 to select from any appropriate source.
 
                       B.  Analysis and Conclusions
 
    In National Treasury Employees Union and Department of the Treasury,
 24 FLRA No. 54 (1986) (Chairman Calhoun dissenting), petition for review
 filed sub nom. Department of the Treasury v. FLRA, Case No. 87-1084
 (D.C. Cir. Feb. 13, 1987), we considered a provision and contentions
 virtually identical to the proposal and contentions in this case.  We
 rejected the contentions that by granting advance consideration to
 bargaining-unit employees for certain vacancies, the provision
 conflicted with merit system principles and required the agency to
 commit a prohibited personnel practice.  We further concluded that the
 provision did not impose any substantive limitation on management's
 right to select under section 7106(a)(2)(C).  We found instead that the
 provision constituted a procedure under section 7106(b)(2) and was
 negotiable even though it would delay in certain circumstances
 management's ability to select for promotion from other appropriate
 sources.  Consequently, for these reasons, which are fully discussed in
 Department of the Treasury, we conclude that the proposal does not
 establish any preference in violation of merit system or equal
 employment opportunity principles and constitutes a negotiable procedure
 under section 7106(b)(2).  Accordingly, we find that Proposal 2 is
 within the duty to bargain under the Statute.
 
                                 C.  Order
 
    The Agency must upon request, or as otherwise agreed to by the

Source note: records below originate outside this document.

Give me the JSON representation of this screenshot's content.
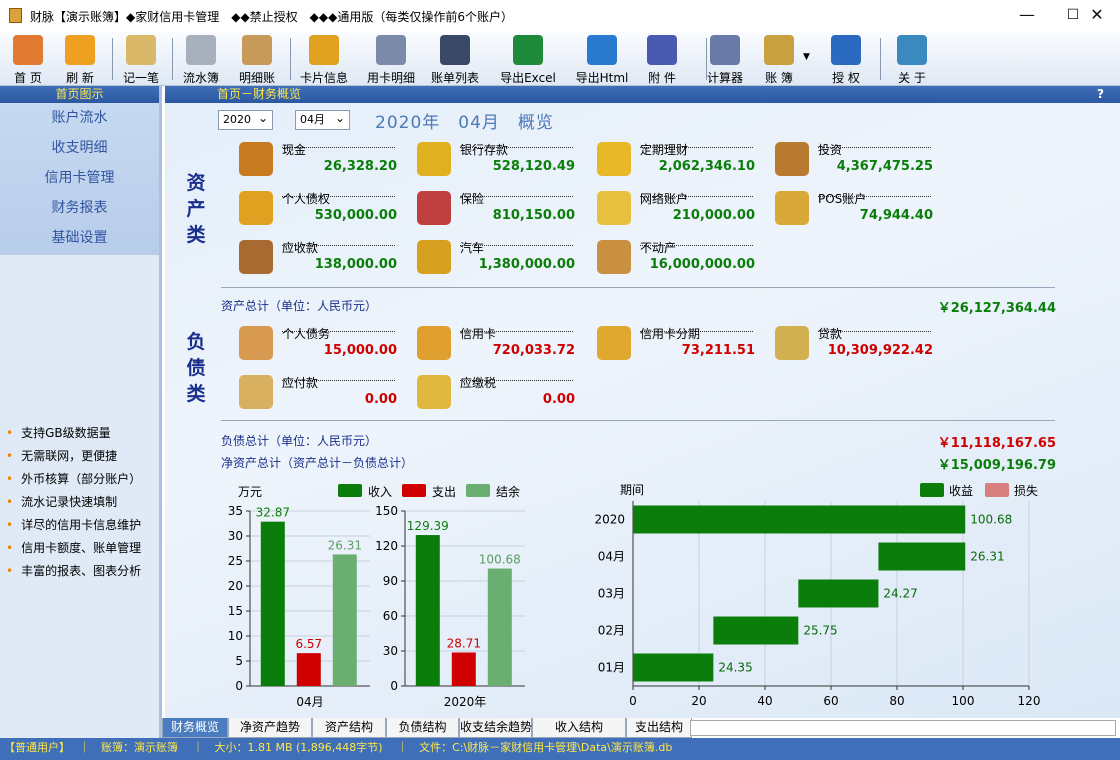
{
  "window": {
    "title": "财脉【演示账簿】◆家财信用卡管理　◆◆禁止授权　◆◆◆通用版（每类仅操作前6个账户）",
    "min": "—",
    "max": "☐",
    "close": "✕"
  },
  "toolbar": [
    {
      "label": "首 页",
      "icon": "home-icon",
      "color": "#e07a30"
    },
    {
      "label": "刷 新",
      "icon": "refresh-icon",
      "color": "#f0a020"
    },
    {
      "label": "记一笔",
      "icon": "pen-icon",
      "color": "#d9b86a"
    },
    {
      "label": "流水簿",
      "icon": "ledger-icon",
      "color": "#a8b0bc"
    },
    {
      "label": "明细账",
      "icon": "detail-icon",
      "color": "#c89a5a"
    },
    {
      "label": "卡片信息",
      "icon": "card-icon",
      "color": "#e0a020"
    },
    {
      "label": "用卡明细",
      "icon": "cards-icon",
      "color": "#7a8aa8"
    },
    {
      "label": "账单列表",
      "icon": "bill-list-icon",
      "color": "#3a4a66"
    },
    {
      "label": "导出Excel",
      "icon": "excel-icon",
      "color": "#1f8a3a"
    },
    {
      "label": "导出Html",
      "icon": "ie-icon",
      "color": "#2a7ad0"
    },
    {
      "label": "附 件",
      "icon": "attachment-icon",
      "color": "#4a5ab0"
    },
    {
      "label": "计算器",
      "icon": "calculator-icon",
      "color": "#6a7aa8"
    },
    {
      "label": "账 簿",
      "icon": "database-icon",
      "color": "#c8a040"
    },
    {
      "label": "授 权",
      "icon": "key-icon",
      "color": "#2a6ac0"
    },
    {
      "label": "关 于",
      "icon": "info-icon",
      "color": "#3a8ac0"
    }
  ],
  "left": {
    "header": "首页图示",
    "nav": [
      "账户流水",
      "收支明细",
      "信用卡管理",
      "财务报表",
      "基础设置"
    ],
    "features": [
      "支持GB级数据量",
      "无需联网，更便捷",
      "外币核算（部分账户）",
      "流水记录快速填制",
      "详尽的信用卡信息维护",
      "信用卡额度、账单管理",
      "丰富的报表、图表分析"
    ]
  },
  "main": {
    "header": "首页－财务概览",
    "help": "?",
    "year": "2020",
    "month": "04月",
    "title": "2020年　04月　概览",
    "assets_label": "资产类",
    "assets": [
      {
        "name": "现金",
        "value": "26,328.20",
        "icon": "cash-wallet-icon",
        "color": "#c87a20"
      },
      {
        "name": "银行存款",
        "value": "528,120.49",
        "icon": "bank-deposit-icon",
        "color": "#e0b020"
      },
      {
        "name": "定期理财",
        "value": "2,062,346.10",
        "icon": "fixed-finance-icon",
        "color": "#e8b828"
      },
      {
        "name": "投资",
        "value": "4,367,475.25",
        "icon": "investment-icon",
        "color": "#b87a30"
      },
      {
        "name": "个人债权",
        "value": "530,000.00",
        "icon": "personal-claim-icon",
        "color": "#e0a020"
      },
      {
        "name": "保险",
        "value": "810,150.00",
        "icon": "insurance-icon",
        "color": "#c04040"
      },
      {
        "name": "网络账户",
        "value": "210,000.00",
        "icon": "online-account-icon",
        "color": "#e8c040"
      },
      {
        "name": "POS账户",
        "value": "74,944.40",
        "icon": "pos-account-icon",
        "color": "#d8a838"
      },
      {
        "name": "应收款",
        "value": "138,000.00",
        "icon": "receivable-bag-icon",
        "color": "#a86a30"
      },
      {
        "name": "汽车",
        "value": "1,380,000.00",
        "icon": "car-icon",
        "color": "#d8a020"
      },
      {
        "name": "不动产",
        "value": "16,000,000.00",
        "icon": "real-estate-icon",
        "color": "#c89040"
      }
    ],
    "asset_total_label": "资产总计（单位：人民币元）",
    "asset_total": "￥26,127,364.44",
    "liab_label": "负债类",
    "liabilities": [
      {
        "name": "个人债务",
        "value": "15,000.00",
        "icon": "personal-debt-icon",
        "color": "#d89a50"
      },
      {
        "name": "信用卡",
        "value": "720,033.72",
        "icon": "credit-card-icon",
        "color": "#e0a030"
      },
      {
        "name": "信用卡分期",
        "value": "73,211.51",
        "icon": "installment-icon",
        "color": "#e0a830"
      },
      {
        "name": "贷款",
        "value": "10,309,922.42",
        "icon": "loan-icon",
        "color": "#d0b050"
      },
      {
        "name": "应付款",
        "value": "0.00",
        "icon": "payable-icon",
        "color": "#d8b060"
      },
      {
        "name": "应缴税",
        "value": "0.00",
        "icon": "tax-icon",
        "color": "#e0b840"
      }
    ],
    "liab_total_label": "负债总计（单位：人民币元）",
    "liab_total": "￥11,118,167.65",
    "net_label": "净资产总计（资产总计－负债总计）",
    "net_total": "￥15,009,196.79"
  },
  "chart_data": [
    {
      "type": "bar",
      "unit_label": "万元",
      "legend": [
        "收入",
        "支出",
        "结余"
      ],
      "colors": [
        "#0a7d0a",
        "#d00000",
        "#6aae72"
      ],
      "categories": [
        "04月"
      ],
      "series": [
        {
          "name": "收入",
          "values": [
            32.87
          ]
        },
        {
          "name": "支出",
          "values": [
            6.57
          ]
        },
        {
          "name": "结余",
          "values": [
            26.31
          ]
        }
      ],
      "ylim": [
        0,
        35
      ],
      "ticks": [
        0,
        5,
        10,
        15,
        20,
        25,
        30,
        35
      ]
    },
    {
      "type": "bar",
      "categories": [
        "2020年"
      ],
      "series": [
        {
          "name": "收入",
          "values": [
            129.39
          ]
        },
        {
          "name": "支出",
          "values": [
            28.71
          ]
        },
        {
          "name": "结余",
          "values": [
            100.68
          ]
        }
      ],
      "ylim": [
        0,
        150
      ],
      "ticks": [
        0,
        30,
        60,
        90,
        120,
        150
      ]
    },
    {
      "type": "bar",
      "orientation": "horizontal",
      "ylabel": "期间",
      "legend": [
        "收益",
        "损失"
      ],
      "colors": [
        "#0a7d0a",
        "#d88080"
      ],
      "categories": [
        "2020",
        "04月",
        "03月",
        "02月",
        "01月"
      ],
      "starts": [
        0,
        74.37,
        50.1,
        24.35,
        0
      ],
      "values": [
        100.68,
        26.31,
        24.27,
        25.75,
        24.35
      ],
      "xlim": [
        0,
        120
      ],
      "ticks": [
        0,
        20,
        40,
        60,
        80,
        100,
        120
      ]
    }
  ],
  "tabs": [
    "财务概览",
    "净资产趋势",
    "资产结构",
    "负债结构",
    "收支结余趋势",
    "收入结构",
    "支出结构"
  ],
  "status": "【普通用户】　 ｜　账簿：演示账簿　 ｜　大小：1.81 MB (1,896,448字节)　 ｜　文件：C:\\财脉－家财信用卡管理\\Data\\演示账簿.db"
}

 parties, bargain on Proposal 2.  /2/
 
    Issued, Washington, D.C., March 31, 1987.
                                       /s/ Henry B. Frazier III, Member
                                       /s/ Jean McKee, Member
                                       FEDERAL LABOR RELATIONS AUTHORITY
 
            Separate Opinion of Chairman Calhoun on Proposal 2
 
    The first paragraph of Proposal 2 provides, with exceptions not
 relevant here, that Agency employees should receive first consideration
 for Agency positions.  The second paragraph of the proposal defines
 "first consideration" to mean that non-Agency employees may not be
 "solicited, ranked or considered" for selection until that process has
 been completed for Agency applicants.
 
    In my opinion, the first paragraph, standing alone, would be a
 negotiable procedure under section 7106(b)(2) of the Statute.  It would
 not interfere with the Agency's exercise of its right to make selections
 for positions;  it would require only that applicants for those
 positions be considered in a certain order:  Agency employees first.  By
 requiring only consideration of internal candidates before outsiders,
 the first paragraph is distinguishable from Proposal 5 in Colorado
 Nurses Association and Veterans Administration Medical Center, Ft.
 Lyons, Colorado, 25 FLRA No. 66 (1987) which would have required the
 agency to select an internal candidate and was found to be nonnegotiable
 for that reason.  Requiring that Agency applicants be considered before
 outsiders is consistent with good management, in my view, because it
 promotes the retention of qualified employees by enhancing their
 opp